## Your assignment
In the records below, work out how many lines hold the word "icon". Report the number alone.

## Dataset records
____________________
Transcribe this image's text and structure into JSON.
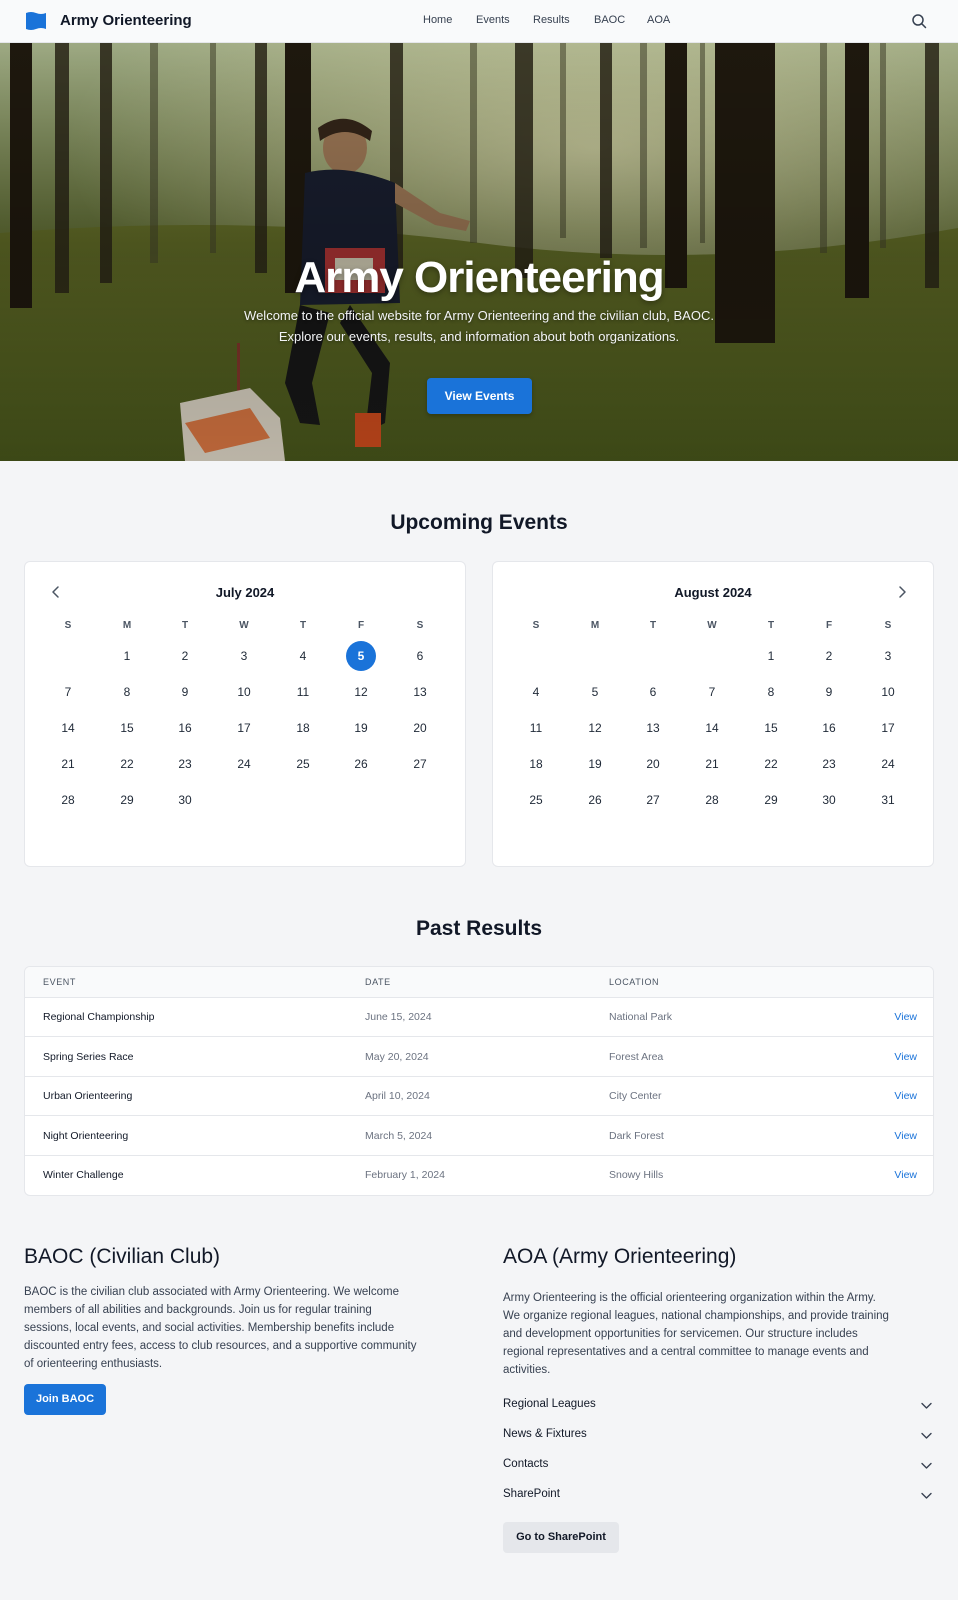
{
  "nav": {
    "brand": "Army Orienteering",
    "links": [
      "Home",
      "Events",
      "Results",
      "BAOC",
      "AOA"
    ],
    "search_icon": "search-icon",
    "logo_icon": "flag-icon",
    "brand_color": "#1a73d9"
  },
  "hero": {
    "title": "Army Orienteering",
    "subtitle_line1": "Welcome to the official website for Army Orienteering and the civilian club, BAOC.",
    "subtitle_line2": "Explore our events, results, and information about both organizations.",
    "button_label": "View Events"
  },
  "events": {
    "title": "Upcoming Events",
    "weekdays": [
      "S",
      "M",
      "T",
      "W",
      "T",
      "F",
      "S"
    ],
    "calendars": [
      {
        "month": "July 2024",
        "first_weekday": 1,
        "days": 30,
        "selected": 5
      },
      {
        "month": "August 2024",
        "first_weekday": 4,
        "days": 31,
        "selected": null
      }
    ],
    "prev_icon": "chevron-left-icon",
    "next_icon": "chevron-right-icon"
  },
  "results": {
    "title": "Past Results",
    "headers": {
      "event": "EVENT",
      "date": "DATE",
      "location": "LOCATION"
    },
    "rows": [
      {
        "event": "Regional Championship",
        "date": "June 15, 2024",
        "location": "National Park",
        "action": "View"
      },
      {
        "event": "Spring Series Race",
        "date": "May 20, 2024",
        "location": "Forest Area",
        "action": "View"
      },
      {
        "event": "Urban Orienteering",
        "date": "April 10, 2024",
        "location": "City Center",
        "action": "View"
      },
      {
        "event": "Night Orienteering",
        "date": "March 5, 2024",
        "location": "Dark Forest",
        "action": "View"
      },
      {
        "event": "Winter Challenge",
        "date": "February 1, 2024",
        "location": "Snowy Hills",
        "action": "View"
      }
    ]
  },
  "baoc": {
    "title": "BAOC (Civilian Club)",
    "lines": [
      "BAOC is the civilian club associated with Army Orienteering. We welcome",
      "members of all abilities and backgrounds. Join us for regular training",
      "sessions, local events, and social activities. Membership benefits include",
      "discounted entry fees, access to club resources, and a supportive community",
      "of orienteering enthusiasts."
    ],
    "button_label": "Join BAOC"
  },
  "aoa": {
    "title": "AOA (Army Orienteering)",
    "lines": [
      "Army Orienteering is the official orienteering organization within the Army.",
      "We organize regional leagues, national championships, and provide training",
      "and development opportunities for servicemen. Our structure includes",
      "regional representatives and a central committee to manage events and",
      "activities."
    ],
    "accordion": [
      "Regional Leagues",
      "News & Fixtures",
      "Contacts",
      "SharePoint"
    ],
    "accordion_icon": "chevron-down-icon",
    "button_label": "Go to SharePoint"
  }
}
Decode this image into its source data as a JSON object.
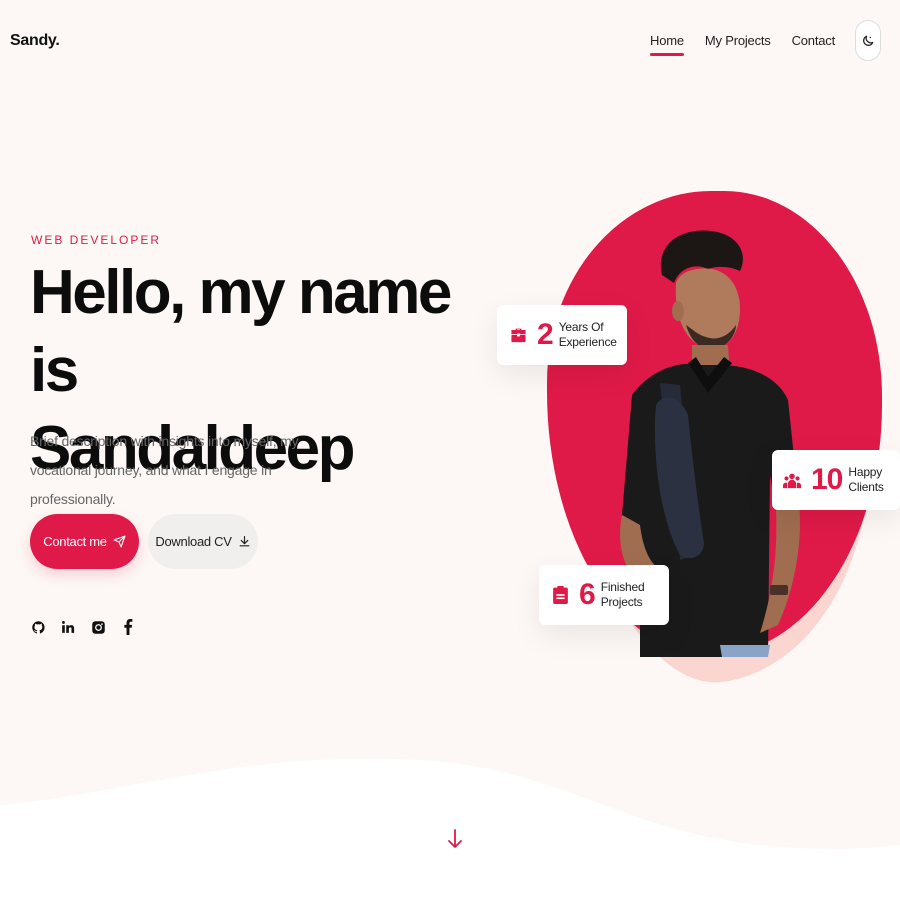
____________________
## Response for this exercise
5